Indeed, if we look at the American Jobs Act and today’s debt-reduction as bookends of one large, integrated economic package there were a number of things the left said the White House simply couldn’t do: a regulatory moratorium, cutting Social Security, and raise Medicare eligibility. The old playbook tells us Obama would put all of these on the table as part of an outreach effort to garner Republican support. The new playbook is predicated on more realistic expectations: Republicans are going to say no to everything anyway.

What are the major concessions Obama has included in his economic plan? There aren’t any; that’s the point. All of the things progressives pleaded with the president to take off the table have, in fact, been taken off the table.
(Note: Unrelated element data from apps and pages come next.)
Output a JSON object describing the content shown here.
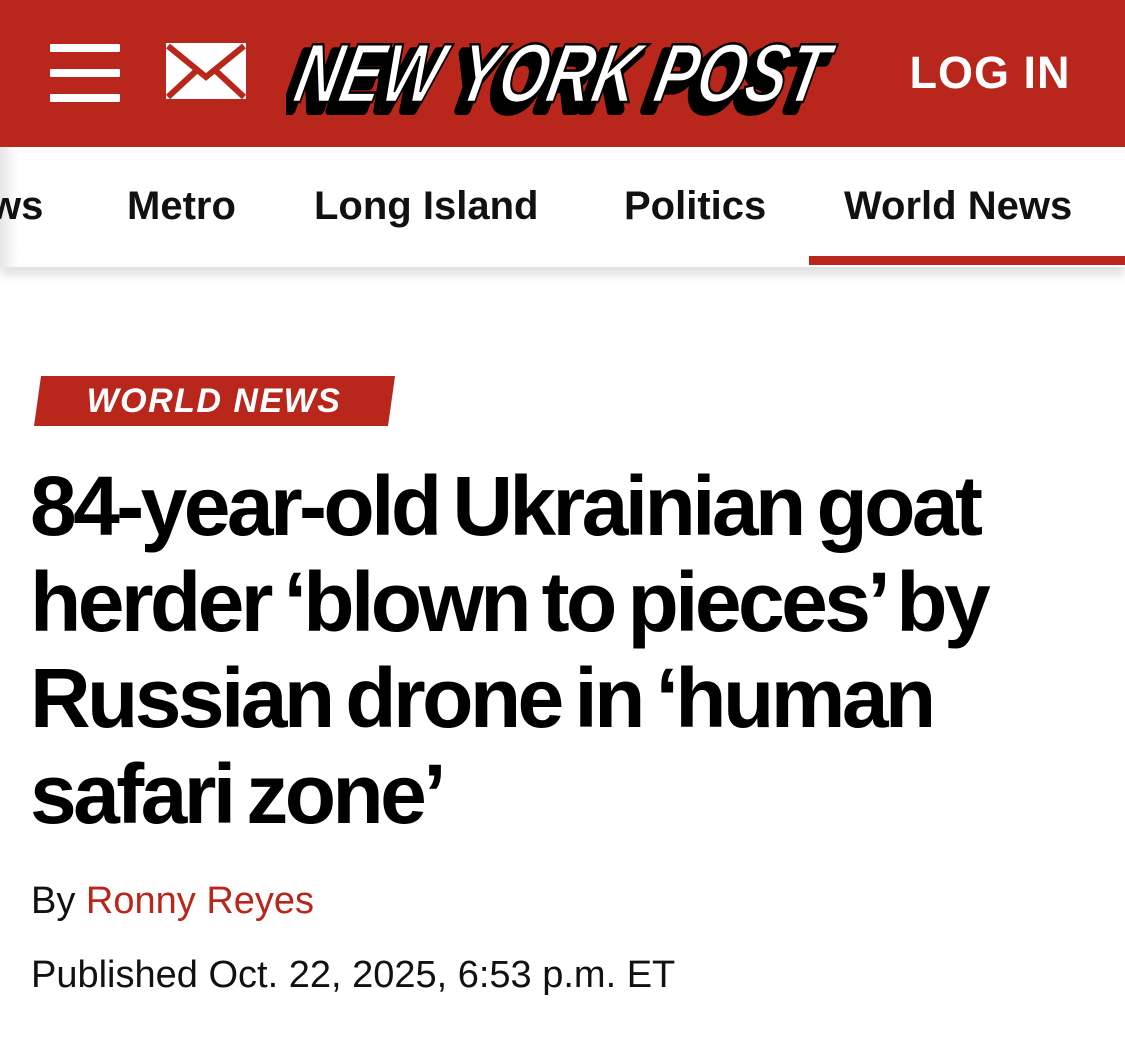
{
  "header": {
    "logo_text": "NEW YORK POST",
    "login_label": "LOG IN",
    "menu_icon": "hamburger-menu-icon",
    "mail_icon": "envelope-icon",
    "brand_color": "#B9271C"
  },
  "nav": {
    "items": [
      {
        "label": "ws"
      },
      {
        "label": "Metro"
      },
      {
        "label": "Long Island"
      },
      {
        "label": "Politics"
      },
      {
        "label": "World News"
      }
    ],
    "active_label": "World News"
  },
  "article": {
    "section_badge": "WORLD NEWS",
    "headline": "84-year-old Ukrainian goat herder ‘blown to pieces’ by Russian drone in ‘human safari zone’",
    "byline_prefix": "By",
    "author": "Ronny Reyes",
    "published": "Published Oct. 22, 2025, 6:53 p.m. ET"
  }
}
So, what happens now? If congressional Republicans decide they’re ready to work with the White House, great. If they decide otherwise, President Obama will blame them for Washington’s failures and run against them.

For quite a while, Republicans have set the parameters of the debate. They’re perfectly willing to consider negotiations with Democrats on economic and budget policy, just so long as Dems realize any policies to be considered must not raise taxes, increase the deficit, expand the scope of government, or spend any money. Once that’s established, then the two sides can talk.

The White House has finally noticed the value in changing the nature of the conversation. It took a while, but President Obama seems to have decided to break out of the box Republicans have spent years trying to weld shut. Between the American Jobs Act and today’s debt-reduction plan, the White House appears more invested in presenting what should pass, and less concerned about what might pass.

It’s the difference between following and leading.